About this exercise.
Wherever the string "JSON" occurs in a line of these records, report that line.

* * *

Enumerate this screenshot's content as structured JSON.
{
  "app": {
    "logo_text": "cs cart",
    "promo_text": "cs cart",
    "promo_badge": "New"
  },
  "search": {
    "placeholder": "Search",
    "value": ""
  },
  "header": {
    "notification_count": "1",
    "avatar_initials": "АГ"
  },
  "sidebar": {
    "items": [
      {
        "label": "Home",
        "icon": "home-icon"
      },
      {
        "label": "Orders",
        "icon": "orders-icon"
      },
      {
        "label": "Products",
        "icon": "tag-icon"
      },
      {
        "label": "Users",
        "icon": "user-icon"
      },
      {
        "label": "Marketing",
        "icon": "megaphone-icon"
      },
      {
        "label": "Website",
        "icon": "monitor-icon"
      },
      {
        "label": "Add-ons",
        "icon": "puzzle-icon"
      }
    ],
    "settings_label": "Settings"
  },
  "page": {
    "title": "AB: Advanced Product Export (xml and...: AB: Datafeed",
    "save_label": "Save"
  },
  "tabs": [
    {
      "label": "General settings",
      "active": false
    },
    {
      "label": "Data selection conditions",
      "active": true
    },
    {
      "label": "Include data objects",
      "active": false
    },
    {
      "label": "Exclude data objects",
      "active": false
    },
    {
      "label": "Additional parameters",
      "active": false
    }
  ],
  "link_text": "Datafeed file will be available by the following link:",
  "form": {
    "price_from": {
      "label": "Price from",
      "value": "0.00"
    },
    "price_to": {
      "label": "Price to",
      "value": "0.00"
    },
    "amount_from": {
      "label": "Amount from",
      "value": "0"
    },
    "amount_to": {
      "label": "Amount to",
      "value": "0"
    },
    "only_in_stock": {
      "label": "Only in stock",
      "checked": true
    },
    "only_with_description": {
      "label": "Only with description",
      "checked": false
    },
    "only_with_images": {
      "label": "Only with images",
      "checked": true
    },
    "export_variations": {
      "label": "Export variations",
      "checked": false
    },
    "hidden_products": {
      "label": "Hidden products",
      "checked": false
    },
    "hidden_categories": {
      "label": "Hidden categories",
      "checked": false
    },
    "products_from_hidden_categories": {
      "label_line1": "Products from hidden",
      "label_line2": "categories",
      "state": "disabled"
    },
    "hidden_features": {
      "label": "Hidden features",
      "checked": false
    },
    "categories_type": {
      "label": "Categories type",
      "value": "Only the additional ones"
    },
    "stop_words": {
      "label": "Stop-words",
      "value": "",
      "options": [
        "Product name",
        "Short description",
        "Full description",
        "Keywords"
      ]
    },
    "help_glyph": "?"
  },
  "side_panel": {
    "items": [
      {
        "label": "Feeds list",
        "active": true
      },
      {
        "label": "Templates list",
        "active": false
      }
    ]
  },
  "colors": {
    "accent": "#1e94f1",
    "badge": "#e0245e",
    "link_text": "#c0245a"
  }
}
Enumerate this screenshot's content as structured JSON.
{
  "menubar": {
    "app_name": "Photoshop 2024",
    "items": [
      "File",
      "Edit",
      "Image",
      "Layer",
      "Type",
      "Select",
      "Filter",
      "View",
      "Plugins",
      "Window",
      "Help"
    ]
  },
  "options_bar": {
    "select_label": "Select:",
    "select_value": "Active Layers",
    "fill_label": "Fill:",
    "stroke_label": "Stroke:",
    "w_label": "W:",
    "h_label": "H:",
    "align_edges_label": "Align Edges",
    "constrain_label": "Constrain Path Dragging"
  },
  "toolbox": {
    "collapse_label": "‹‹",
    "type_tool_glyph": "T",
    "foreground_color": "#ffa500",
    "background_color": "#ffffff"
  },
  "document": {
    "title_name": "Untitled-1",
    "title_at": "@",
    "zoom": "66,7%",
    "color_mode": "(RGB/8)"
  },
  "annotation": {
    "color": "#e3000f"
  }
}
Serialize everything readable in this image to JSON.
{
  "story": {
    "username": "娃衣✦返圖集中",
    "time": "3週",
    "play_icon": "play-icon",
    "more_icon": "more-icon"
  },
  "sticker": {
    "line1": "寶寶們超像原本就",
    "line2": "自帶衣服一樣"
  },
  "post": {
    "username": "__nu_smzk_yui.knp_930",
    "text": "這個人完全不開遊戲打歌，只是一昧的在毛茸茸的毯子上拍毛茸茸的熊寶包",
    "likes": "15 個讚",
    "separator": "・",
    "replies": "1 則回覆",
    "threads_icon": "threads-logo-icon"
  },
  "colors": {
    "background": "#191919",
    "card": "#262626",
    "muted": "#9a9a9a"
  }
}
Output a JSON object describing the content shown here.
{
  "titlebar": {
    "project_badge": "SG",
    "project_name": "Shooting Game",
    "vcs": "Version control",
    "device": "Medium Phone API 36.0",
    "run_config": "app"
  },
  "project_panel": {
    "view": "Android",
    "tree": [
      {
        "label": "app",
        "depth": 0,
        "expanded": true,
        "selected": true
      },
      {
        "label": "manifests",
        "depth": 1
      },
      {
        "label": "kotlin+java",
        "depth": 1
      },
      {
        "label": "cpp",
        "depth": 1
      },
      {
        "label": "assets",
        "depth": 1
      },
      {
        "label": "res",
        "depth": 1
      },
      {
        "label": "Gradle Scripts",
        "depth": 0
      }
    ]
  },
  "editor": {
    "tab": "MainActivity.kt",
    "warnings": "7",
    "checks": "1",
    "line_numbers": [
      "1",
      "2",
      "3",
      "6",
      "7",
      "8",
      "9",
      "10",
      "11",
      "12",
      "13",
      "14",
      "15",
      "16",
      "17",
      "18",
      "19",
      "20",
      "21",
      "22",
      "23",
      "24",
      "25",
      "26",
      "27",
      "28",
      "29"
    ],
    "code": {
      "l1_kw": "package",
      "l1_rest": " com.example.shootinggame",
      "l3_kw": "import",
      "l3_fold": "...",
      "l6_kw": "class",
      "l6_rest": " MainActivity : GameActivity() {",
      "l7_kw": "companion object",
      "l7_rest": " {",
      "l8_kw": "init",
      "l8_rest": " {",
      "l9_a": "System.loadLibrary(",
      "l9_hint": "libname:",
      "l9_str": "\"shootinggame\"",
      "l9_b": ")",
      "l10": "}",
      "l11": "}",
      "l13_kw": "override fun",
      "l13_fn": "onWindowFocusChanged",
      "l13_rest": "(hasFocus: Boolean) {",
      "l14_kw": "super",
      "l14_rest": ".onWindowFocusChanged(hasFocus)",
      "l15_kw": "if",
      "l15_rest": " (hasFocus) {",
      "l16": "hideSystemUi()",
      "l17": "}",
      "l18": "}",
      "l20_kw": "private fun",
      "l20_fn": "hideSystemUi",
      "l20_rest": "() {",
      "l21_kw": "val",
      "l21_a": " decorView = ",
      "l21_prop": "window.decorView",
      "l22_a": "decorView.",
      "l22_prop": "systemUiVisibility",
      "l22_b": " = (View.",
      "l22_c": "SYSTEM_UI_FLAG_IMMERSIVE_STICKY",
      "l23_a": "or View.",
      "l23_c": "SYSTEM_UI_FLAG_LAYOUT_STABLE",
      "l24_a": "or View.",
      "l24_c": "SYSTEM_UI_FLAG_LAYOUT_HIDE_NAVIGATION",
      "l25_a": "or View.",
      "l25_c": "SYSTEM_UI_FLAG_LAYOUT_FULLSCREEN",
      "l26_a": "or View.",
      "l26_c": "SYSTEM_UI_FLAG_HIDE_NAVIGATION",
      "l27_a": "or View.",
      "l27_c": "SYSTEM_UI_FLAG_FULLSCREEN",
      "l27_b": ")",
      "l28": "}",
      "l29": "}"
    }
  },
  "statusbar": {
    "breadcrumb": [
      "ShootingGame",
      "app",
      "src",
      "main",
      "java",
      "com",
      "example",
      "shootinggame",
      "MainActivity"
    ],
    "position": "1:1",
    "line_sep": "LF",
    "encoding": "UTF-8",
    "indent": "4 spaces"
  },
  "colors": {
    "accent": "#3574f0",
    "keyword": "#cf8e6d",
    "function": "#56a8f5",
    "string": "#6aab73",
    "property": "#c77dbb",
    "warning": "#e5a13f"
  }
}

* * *

Result of the task.
Enumerate this screenshot's content as structured JSON.
Enumerate this screenshot's content as structured JSON.
Serialize everything readable in this image to JSON.
Output a JSON object describing the content shown here.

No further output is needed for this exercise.